Bardfilm and I were trying to do the math, and the best we can figure is that the incident happened "a few years" before the events of the play. Recent enough that it's still a very painful memory, but long enough that the "new order" seems to have settled in, and Caliban is resigned to his new position on his island. It wouldn't make as much sense to discover that Caliban's only been their slave for a week and a half.

JM said...

But Caliban is a far cry from your ordinary teenage boy. (I restrained from the exclamation point)

And Caliban went from being resigned to obeying (with the help of Prospero and Miranda) the always unreliable human part of his nature --with a snap of the fingers, as you put it--to the other side. He's an animalistic time bomb itching to explode.

The raw power inherent in his jumbled, tortured makeup is, I think, frightening to Prospero, especially in light of what he now knows Caliban is capable of doing. Now, he MUST keep that power contained. And one tragic fact feeds on the other, perpetuating the conflict between them. To that point:

I agree that Caliban somehow knows he won't be forgiven by Prospero, so he's unrepentant out of bitterness. But I think there's more to it. His plot to murder Prospero and also consign Miranda to Stephano in the bargain is proof enough that his darker side is the controlling one.

Prospero must think this even before discovering the murder plot and, ultimately. we see he's right to think it. It's only at the very end that Caliban vows to " wise hereafter,/And seek for Grace." Anyone having observed his behavior knows that even now that vow may not be trusted.

It's all very sad for this poor creature. We want to like Caliban. We hope he is somehow able to overcome his darker nature. But it doesn't happen in the play.

Anonymous said...

There have been some wonderful quotes and information on the Folios, but I am going to reduce all my thoughts to the last two words of this discussion on forgiveness:

Would you?

If I were Prospero, and witnessed this invasion on Miranda, I would struggle with forgiveness after my initial outrage and anger were cooled down.

I don't think I would keep him a slave with pinches and cramps, sounds a bit too much for me. I do, however, think I would keep Caliban far away from Miranda and I; a kind of seclusion, so to speak.

Over time, however, I would hope to begin the process of forgiving Caliban, while being very cautious when I would invite him back to live in community with Miranda and I.

Forgiveness, although never easy, is a cardinal virtue.

To borrow from another Shakespeare play, Hamlet told Gertrude it would be easier, day after day, to leave and then stay away from Claudius. His advice to Gertrude was "Assume a virtue if you have it not."

Perhaps if I were to take this approach and assume my forgiveness of Caliban day by day, it would eventually be heartfelt. In today's terms, this is often referred to as "Fake it 'till you make it."

So my hope and my answer is that with time and practice, yes, I would forgive Caliban.

JM said...

@ Anonymous:

Now that I've gotten past whether or not we damn Prospero, said implication being heavily embedded in the initial post, I realize I didn't answer the final question.

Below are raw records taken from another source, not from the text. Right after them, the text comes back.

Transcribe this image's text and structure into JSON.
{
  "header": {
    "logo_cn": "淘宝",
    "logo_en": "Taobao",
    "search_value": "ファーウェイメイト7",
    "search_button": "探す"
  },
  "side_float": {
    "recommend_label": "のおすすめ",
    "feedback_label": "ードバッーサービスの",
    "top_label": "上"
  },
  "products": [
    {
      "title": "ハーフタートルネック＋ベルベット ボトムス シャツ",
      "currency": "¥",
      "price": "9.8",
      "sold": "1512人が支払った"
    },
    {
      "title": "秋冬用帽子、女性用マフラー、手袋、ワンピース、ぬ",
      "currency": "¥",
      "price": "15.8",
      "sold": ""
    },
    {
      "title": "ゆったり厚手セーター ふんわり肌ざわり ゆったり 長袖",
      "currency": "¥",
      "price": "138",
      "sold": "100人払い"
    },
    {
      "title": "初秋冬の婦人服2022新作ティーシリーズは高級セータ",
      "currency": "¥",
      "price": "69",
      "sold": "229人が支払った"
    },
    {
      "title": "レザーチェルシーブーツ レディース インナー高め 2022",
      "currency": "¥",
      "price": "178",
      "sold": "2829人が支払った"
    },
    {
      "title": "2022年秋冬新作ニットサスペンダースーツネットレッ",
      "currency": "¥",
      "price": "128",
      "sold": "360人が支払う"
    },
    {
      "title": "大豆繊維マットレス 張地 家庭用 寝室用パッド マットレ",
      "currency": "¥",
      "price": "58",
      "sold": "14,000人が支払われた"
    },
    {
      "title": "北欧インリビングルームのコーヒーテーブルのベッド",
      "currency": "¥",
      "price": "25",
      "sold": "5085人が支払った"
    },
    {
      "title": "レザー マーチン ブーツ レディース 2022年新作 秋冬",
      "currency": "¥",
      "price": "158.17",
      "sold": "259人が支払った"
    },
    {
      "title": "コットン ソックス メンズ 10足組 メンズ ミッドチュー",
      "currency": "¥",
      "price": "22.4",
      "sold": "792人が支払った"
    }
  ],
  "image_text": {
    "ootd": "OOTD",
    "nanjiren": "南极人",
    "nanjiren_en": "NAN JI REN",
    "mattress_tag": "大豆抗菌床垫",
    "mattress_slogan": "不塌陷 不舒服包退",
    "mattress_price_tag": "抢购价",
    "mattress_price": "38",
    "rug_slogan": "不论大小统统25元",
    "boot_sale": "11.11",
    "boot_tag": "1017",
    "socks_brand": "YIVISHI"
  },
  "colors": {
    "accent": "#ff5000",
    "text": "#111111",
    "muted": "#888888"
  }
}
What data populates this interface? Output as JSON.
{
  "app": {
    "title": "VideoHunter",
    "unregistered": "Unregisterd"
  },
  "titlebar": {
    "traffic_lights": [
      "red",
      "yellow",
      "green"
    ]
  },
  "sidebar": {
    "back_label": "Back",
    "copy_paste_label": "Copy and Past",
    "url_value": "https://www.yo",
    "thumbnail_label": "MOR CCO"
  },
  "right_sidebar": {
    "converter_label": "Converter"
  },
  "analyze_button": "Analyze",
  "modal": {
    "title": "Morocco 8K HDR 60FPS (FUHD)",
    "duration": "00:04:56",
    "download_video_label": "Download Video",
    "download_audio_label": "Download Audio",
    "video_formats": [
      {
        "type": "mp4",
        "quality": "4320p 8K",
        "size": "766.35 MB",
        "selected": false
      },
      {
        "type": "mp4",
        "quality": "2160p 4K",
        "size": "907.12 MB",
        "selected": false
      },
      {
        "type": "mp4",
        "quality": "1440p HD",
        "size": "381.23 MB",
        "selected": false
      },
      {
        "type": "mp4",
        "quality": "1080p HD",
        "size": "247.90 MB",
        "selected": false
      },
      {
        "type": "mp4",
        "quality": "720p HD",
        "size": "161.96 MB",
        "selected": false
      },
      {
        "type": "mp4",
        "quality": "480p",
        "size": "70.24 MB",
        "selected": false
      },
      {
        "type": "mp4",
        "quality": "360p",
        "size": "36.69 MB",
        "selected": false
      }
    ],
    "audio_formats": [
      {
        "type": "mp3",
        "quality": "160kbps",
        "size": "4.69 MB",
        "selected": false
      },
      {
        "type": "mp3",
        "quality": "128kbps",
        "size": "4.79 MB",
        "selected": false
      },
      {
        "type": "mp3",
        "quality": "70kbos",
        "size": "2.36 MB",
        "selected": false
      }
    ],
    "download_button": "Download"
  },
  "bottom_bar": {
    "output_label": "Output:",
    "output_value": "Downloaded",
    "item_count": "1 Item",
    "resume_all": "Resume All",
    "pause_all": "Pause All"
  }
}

In reality I would hope to be able to.
I like the scenario you have suggested
BUT, in relation to the world of the play, which, after all, is a play, and can be interpreted and played in so many different ways,that reality is so detached from our own in terms of actual mitigating circumstances, I would have to say "I don't know".

Anonymous said...

I don't know either...